Production growth in the UK manufacturing sector accelerated in April, but business confidence fell to a 16-month low as inflationary pressures continued to rise, with companies saying “everything” cost more last month.
Production increased in the consumer goods, intermediate and investment goods industries, which means that the seasonally adjusted index of purchasing managers at S&P Global / CIPS UK rose to 55.8. This is an increase of 55.2 in March and signals an expansion for 23 consecutive months.
Companies attribute higher production to increased new business admissions, reduced delivery delays from earlier in the year and efforts to clear the backlog, and almost 55% of companies expect production to increase next year.

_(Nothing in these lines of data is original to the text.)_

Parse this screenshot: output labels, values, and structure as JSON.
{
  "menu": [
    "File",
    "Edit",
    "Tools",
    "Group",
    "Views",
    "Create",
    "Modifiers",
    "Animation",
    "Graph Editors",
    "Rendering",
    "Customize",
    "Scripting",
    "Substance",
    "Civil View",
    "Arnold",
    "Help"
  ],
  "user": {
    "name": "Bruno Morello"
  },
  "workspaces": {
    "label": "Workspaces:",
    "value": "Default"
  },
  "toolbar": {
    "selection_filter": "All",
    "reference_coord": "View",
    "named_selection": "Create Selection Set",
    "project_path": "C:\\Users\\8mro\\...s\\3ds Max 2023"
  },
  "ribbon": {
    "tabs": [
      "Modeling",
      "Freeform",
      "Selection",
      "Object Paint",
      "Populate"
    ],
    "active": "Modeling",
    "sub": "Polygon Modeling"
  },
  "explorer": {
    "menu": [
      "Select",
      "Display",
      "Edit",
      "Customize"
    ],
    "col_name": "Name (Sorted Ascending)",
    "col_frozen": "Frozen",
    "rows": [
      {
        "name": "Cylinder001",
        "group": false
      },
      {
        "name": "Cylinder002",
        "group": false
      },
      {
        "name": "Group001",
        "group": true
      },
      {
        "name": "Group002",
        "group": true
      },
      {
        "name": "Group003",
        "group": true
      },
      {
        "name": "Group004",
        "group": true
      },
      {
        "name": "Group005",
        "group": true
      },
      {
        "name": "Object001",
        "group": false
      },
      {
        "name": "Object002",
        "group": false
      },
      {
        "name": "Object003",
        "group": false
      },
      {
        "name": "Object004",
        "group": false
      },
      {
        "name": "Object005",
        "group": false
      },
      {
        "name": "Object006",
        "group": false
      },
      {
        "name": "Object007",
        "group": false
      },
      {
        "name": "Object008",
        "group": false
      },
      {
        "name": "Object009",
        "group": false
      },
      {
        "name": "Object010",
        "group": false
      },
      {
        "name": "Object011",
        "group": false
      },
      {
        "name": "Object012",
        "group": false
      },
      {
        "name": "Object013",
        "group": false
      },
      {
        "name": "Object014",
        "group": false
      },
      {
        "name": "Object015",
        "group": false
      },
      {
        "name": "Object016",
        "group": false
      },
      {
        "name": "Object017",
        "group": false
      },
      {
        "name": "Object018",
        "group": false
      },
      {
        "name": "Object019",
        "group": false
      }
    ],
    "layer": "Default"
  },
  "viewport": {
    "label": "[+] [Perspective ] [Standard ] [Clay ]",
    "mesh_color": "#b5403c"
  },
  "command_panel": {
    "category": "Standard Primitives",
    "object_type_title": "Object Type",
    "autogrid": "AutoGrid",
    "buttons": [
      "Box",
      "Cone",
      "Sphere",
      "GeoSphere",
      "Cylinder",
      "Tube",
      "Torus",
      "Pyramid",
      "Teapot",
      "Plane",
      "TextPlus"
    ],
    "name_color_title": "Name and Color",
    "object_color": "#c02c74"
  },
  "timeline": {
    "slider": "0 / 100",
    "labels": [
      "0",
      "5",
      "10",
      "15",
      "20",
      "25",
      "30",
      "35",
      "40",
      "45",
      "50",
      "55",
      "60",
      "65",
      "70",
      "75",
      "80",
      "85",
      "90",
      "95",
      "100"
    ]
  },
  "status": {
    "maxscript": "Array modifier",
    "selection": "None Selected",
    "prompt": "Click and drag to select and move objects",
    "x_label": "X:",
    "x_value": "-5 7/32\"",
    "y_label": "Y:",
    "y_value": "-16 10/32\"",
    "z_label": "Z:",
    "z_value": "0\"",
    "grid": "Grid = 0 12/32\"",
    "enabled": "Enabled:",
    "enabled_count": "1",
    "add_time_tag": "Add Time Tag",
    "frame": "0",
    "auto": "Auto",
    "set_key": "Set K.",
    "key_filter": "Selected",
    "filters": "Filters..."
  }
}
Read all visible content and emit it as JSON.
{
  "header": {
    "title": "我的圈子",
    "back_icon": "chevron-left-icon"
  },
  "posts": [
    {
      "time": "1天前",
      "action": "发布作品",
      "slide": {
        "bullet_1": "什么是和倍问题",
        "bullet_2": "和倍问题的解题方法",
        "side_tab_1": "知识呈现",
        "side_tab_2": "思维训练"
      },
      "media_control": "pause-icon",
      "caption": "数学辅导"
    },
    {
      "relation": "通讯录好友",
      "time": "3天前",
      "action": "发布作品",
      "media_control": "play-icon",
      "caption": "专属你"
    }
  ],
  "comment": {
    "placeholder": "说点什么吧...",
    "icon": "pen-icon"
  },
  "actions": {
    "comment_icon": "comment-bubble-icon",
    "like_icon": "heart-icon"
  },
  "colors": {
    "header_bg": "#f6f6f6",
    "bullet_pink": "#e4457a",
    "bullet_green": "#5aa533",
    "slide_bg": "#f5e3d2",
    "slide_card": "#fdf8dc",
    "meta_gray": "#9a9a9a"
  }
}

However, strong headwinds continued to hit manufacturers in April as new order growth fell to its weakest level in the current 15-month upturn, hampered by lower new export acceptance and the impact on demand from rising sales prices. . Input costs rose at the second strongest rate in the history of the survey, as about 85% of companies reported an increase in purchase prices.
“Improved growth in manufacturing, while positive in itself, failed to mask the continuing winds that hit the sector in the early second quarter,” said S&P Global CEO Rob Dobson.
“Manufacturers and their customers are struggling as the blockade in China and the war in Ukraine exacerbate strained global supply chains, the inflation picture worsens and geopolitical tensions rise. Specifically for the United Kingdom, Brexit represents an additional headwind, in particular due to lost EU customers, increased documentation, customs checks and delays at borders. Business optimism has fallen to a 16-month low as companies become more cautious about the future.
A wide range of raw materials reportedly rose in price last month, including chemicals, energy, food, cargo, fuel, gas, metals, oil, plastics, polymers, timber and transport (air, land and sea). Several companies said in their responses to the survey that “everything” costs more.
As manufacturers acted to pass on rising costs, almost 61% of companies reported an increase in sales prices.
Despite this pressure, employment rose for the sixteenth month in a row as companies responded to increased production and growing backlogs prepared for expected future growth and tackled staff shortages.
Purchasing activity also increased for the fifteenth consecutive month; companies report buying raw materials ahead of expected price increases to build up safety margins and prevent further supply chain disruptions.